How happy are children and young people in Britain? – 2020 Good Childhood Report key findings

Good Childhood Report Key findings

The Good Childhood Report (Oct 2020) undertaken by the Children’s Society, reports on the level of ‘subjective wellbeing’ and happiness for children and young people.  It draws on a wide range of sources including its own consultations with young people aged 8 to 19 and the OECD PISA data which covers over 600,000 15 years olds, across many countries, worldwide.

Key findings:

  • By the age of 15 young people in the UK are ranked ‘the lowest for having a sense of purpose in life’ and are the ‘least satisfied with their lives’, compared to 23 European countries.

Whilst reported levels of happiness and subjective wellbeing are fairly constant in relation to ‘family’ and ‘school work’ contexts for both boys and girls, the trend is significantly down in terms of happiness with ‘friends’, ‘appearance’ and ‘school’.  

  • The GCR (20) describes the coming year (20/21) as ‘like no other’, so supporting the wellbeing of children and young people is likely to be even more challenging and never so important.
  • All staff care deeply about the welfare of students in their care and work extremely hard, with limited resources to do the best they can.  

The hardest part sometimes can be to step back from the day to day operational issues relating to support for students and try to take a more strategic view based on good quality local data and evidence.

It can be hard to know ‘What to do first?’, ‘Who can help?’, ‘What will success look like?’ and ‘How can get parents more involved?’ All organisations have their own specific questions, strengths and pressure points, and are at different stages in terms of providing whole school or college approaches to support student wellbeing.

What could your next steps be?

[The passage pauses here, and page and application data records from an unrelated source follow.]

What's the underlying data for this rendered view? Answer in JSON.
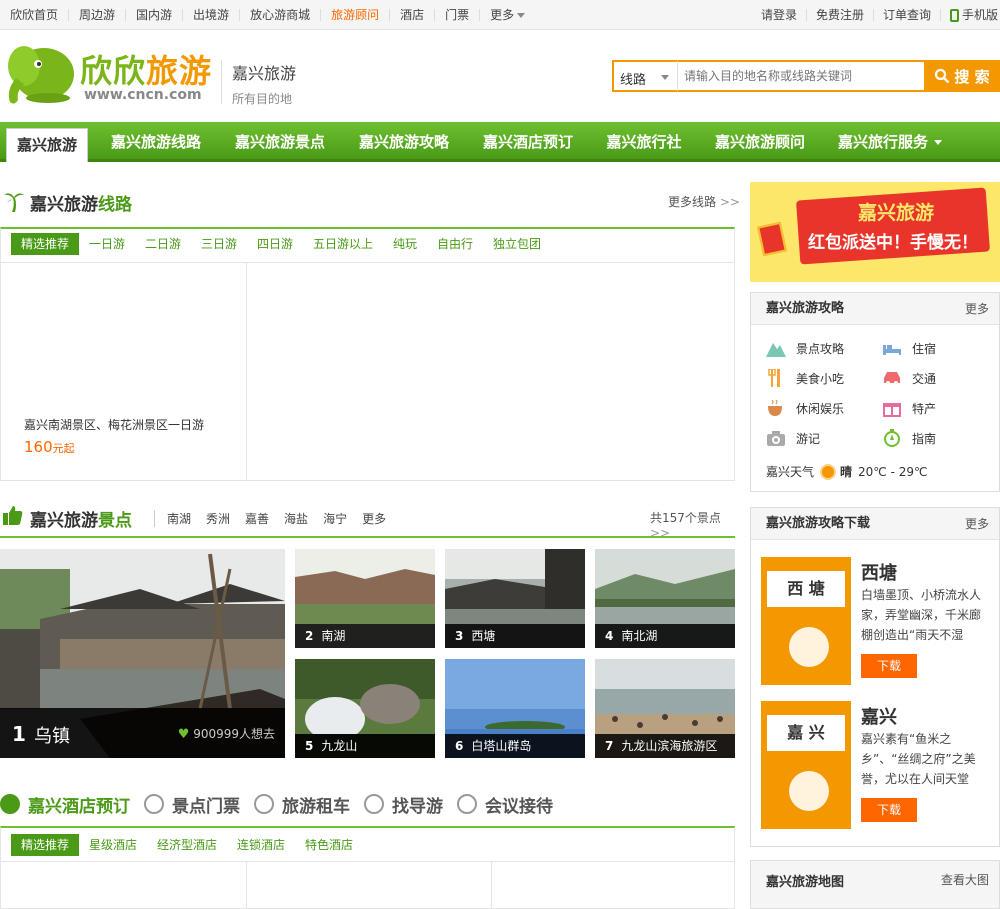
{
  "topbar": {
    "nav": [
      "欣欣首页",
      "周边游",
      "国内游",
      "出境游",
      "放心游商城",
      "旅游顾问",
      "酒店",
      "门票",
      "更多"
    ],
    "right": [
      "请登录",
      "免费注册",
      "订单查询",
      "手机版"
    ]
  },
  "header": {
    "logo_text_a": "欣欣",
    "logo_text_b": "旅游",
    "logo_url": "www.cncn.com",
    "city_title": "嘉兴旅游",
    "city_sub": "所有目的地",
    "search_type": "线路",
    "search_placeholder": "请输入目的地名称或线路关键词",
    "search_button": "搜 索"
  },
  "mainnav": [
    "嘉兴旅游",
    "嘉兴旅游线路",
    "嘉兴旅游景点",
    "嘉兴旅游攻略",
    "嘉兴酒店预订",
    "嘉兴旅行社",
    "嘉兴旅游顾问",
    "嘉兴旅行服务"
  ],
  "routes": {
    "title_a": "嘉兴旅游",
    "title_b": "线路",
    "more": "更多线路",
    "tabs": [
      "精选推荐",
      "一日游",
      "二日游",
      "三日游",
      "四日游",
      "五日游以上",
      "纯玩",
      "自由行",
      "独立包团"
    ],
    "item_name": "嘉兴南湖景区、梅花洲景区一日游",
    "item_price": "160",
    "item_price_unit": "元起"
  },
  "scenic": {
    "title_a": "嘉兴旅游",
    "title_b": "景点",
    "links": [
      "南湖",
      "秀洲",
      "嘉善",
      "海盐",
      "海宁",
      "更多"
    ],
    "count": "共157个景点",
    "big": {
      "num": "1",
      "name": "乌镇",
      "want": "900999人想去"
    },
    "small": [
      {
        "num": "2",
        "name": "南湖"
      },
      {
        "num": "3",
        "name": "西塘"
      },
      {
        "num": "4",
        "name": "南北湖"
      },
      {
        "num": "5",
        "name": "九龙山"
      },
      {
        "num": "6",
        "name": "白塔山群岛"
      },
      {
        "num": "7",
        "name": "九龙山滨海旅游区"
      }
    ]
  },
  "hotel": {
    "tabs": [
      "嘉兴酒店预订",
      "景点门票",
      "旅游租车",
      "找导游",
      "会议接待"
    ],
    "subtabs": [
      "精选推荐",
      "星级酒店",
      "经济型酒店",
      "连锁酒店",
      "特色酒店"
    ]
  },
  "sidebar": {
    "banner_t1": "嘉兴旅游",
    "banner_t2": "红包派送中！手慢无！",
    "guide_title": "嘉兴旅游攻略",
    "guide_more": "更多",
    "guide_items": [
      "景点攻略",
      "住宿",
      "美食小吃",
      "交通",
      "休闲娱乐",
      "特产",
      "游记",
      "指南"
    ],
    "weather_label": "嘉兴天气",
    "weather_state": "晴",
    "weather_temp": "20℃ - 29℃",
    "download_title": "嘉兴旅游攻略下载",
    "download_more": "更多",
    "downloads": [
      {
        "cover": "西 塘",
        "title": "西塘",
        "desc": "白墙墨顶、小桥流水人家，弄堂幽深，千米廊棚创造出“雨天不湿",
        "btn": "下载"
      },
      {
        "cover": "嘉 兴",
        "title": "嘉兴",
        "desc": "嘉兴素有“鱼米之乡”、“丝绸之府”之美誉，尤以在人间天堂",
        "btn": "下载"
      }
    ],
    "map_title": "嘉兴旅游地图",
    "map_more": "查看大图"
  },
  "colors": {
    "green": "#4a9a17",
    "orange": "#f39800",
    "red": "#f60"
  }
}
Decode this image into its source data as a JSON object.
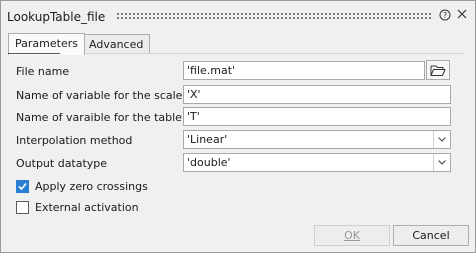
{
  "window": {
    "title": "LookupTable_file",
    "help_icon": "question-circle-icon",
    "close_icon": "close-icon"
  },
  "tabs": [
    {
      "label": "Parameters",
      "active": true
    },
    {
      "label": "Advanced",
      "active": false
    }
  ],
  "fields": {
    "file_name": {
      "label": "File name",
      "value": "'file.mat'",
      "browse_icon": "folder-open-icon"
    },
    "scale_var": {
      "label": "Name of variable for the scale",
      "value": "'X'"
    },
    "table_var": {
      "label": "Name of varaible for the table data",
      "value": "'T'"
    },
    "interp": {
      "label": "Interpolation method",
      "value": "'Linear'"
    },
    "datatype": {
      "label": "Output datatype",
      "value": "'double'"
    }
  },
  "checkboxes": {
    "zero_crossings": {
      "label": "Apply zero crossings",
      "checked": true
    },
    "external_activation": {
      "label": "External activation",
      "checked": false
    }
  },
  "buttons": {
    "ok": {
      "label": "OK",
      "enabled": false
    },
    "cancel": {
      "label": "Cancel",
      "enabled": true
    }
  },
  "colors": {
    "accent": "#2b7fd2",
    "background": "#f0f0f0"
  }
}
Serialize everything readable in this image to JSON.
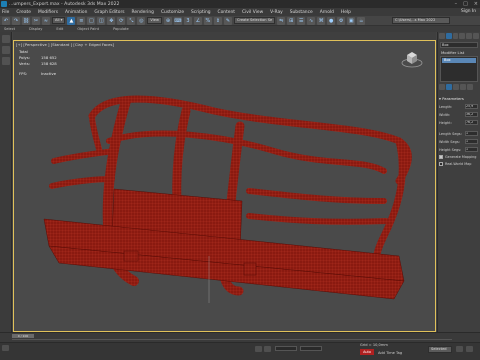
{
  "window": {
    "title": "...umpers_Export.max - Autodesk 3ds Max 2022",
    "controls": [
      "–",
      "□",
      "×"
    ]
  },
  "menu": {
    "items": [
      "File",
      "Create",
      "Modifiers",
      "Animation",
      "Graph Editors",
      "Rendering",
      "Customize",
      "Scripting",
      "Content",
      "Civil View",
      "V-Ray",
      "Substance",
      "Arnold",
      "Help"
    ],
    "sign_in": "Sign In"
  },
  "toolbar": {
    "view_dropdown": "View",
    "selection_set": "Create Selection Se",
    "workspace": "C:\\Users\\...s Max 2022"
  },
  "ribbon": {
    "tabs": [
      "Select",
      "Display",
      "Edit",
      "Object Paint",
      "Populate"
    ]
  },
  "viewport": {
    "label": "[+] [Perspective ] [Standard ] [Clay + Edged Faces]",
    "stats": {
      "total_label": "Total",
      "polys_label": "Polys:",
      "polys_value": "158 652",
      "verts_label": "Verts:",
      "verts_value": "158 628",
      "fps_label": "FPS:",
      "fps_value": "Inactive"
    },
    "model_color": "#8a1a10",
    "wire_color": "#c23a28"
  },
  "command_panel": {
    "object_name": "Box",
    "modifier_list_label": "Modifier List",
    "stack_items": [
      "Box"
    ],
    "rollout_title": "Parameters",
    "params": [
      {
        "label": "Length:",
        "value": "25,9"
      },
      {
        "label": "Width:",
        "value": "36,2"
      },
      {
        "label": "Height:",
        "value": "76,2"
      },
      {
        "label": "Length Segs:",
        "value": "1"
      },
      {
        "label": "Width Segs:",
        "value": "1"
      },
      {
        "label": "Height Segs:",
        "value": "1"
      }
    ],
    "checkboxes": [
      {
        "label": "Generate Mapping",
        "checked": true
      },
      {
        "label": "Real-World Map",
        "checked": false
      }
    ]
  },
  "timeline": {
    "slider_text": "0 / 100"
  },
  "status": {
    "coord_x": "",
    "coord_y": "",
    "grid_label": "Grid = 10,0mm",
    "add_time_tag": "Add Time Tag",
    "selected_dropdown": "Selected",
    "autokey": "Auto"
  }
}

  • Perhaps your starting point is to conduct a thorough self-assessment, needs analysis and action plan, in which case the School Mental Health Award may be helpful.
  • The importance of a senior leader with overall responsibility for mental health and wellbeing cannot be understated.  They help to set the culture within the organisation, oversee the policies and practices, make decisions about resources, staff utilisation and other priorities.  Minds Ahead, in partnership with Leeds Beckett University offer a Masters in Leading School Mental Health to support individuals in this role to make evidence based change whilst developing their own knowledge and leadership.  Find out more about this course here.
  • Alongside the Senior Lead for Mental Health, most schools and colleges will have a person at practitioner level who supports students directly with counselling-style interventions, conversations and support and guidance. This person may also be a source of advice for other staff, may lead interactions with parents, carers and other stakeholders.  Minds Ahead offers a range of short courses for such people and from September 2021, will be running a Post Graduate Diploma course called ‘School Mental Health Specialist’ awarded by Leeds Beckett University.  Find out more about this course here.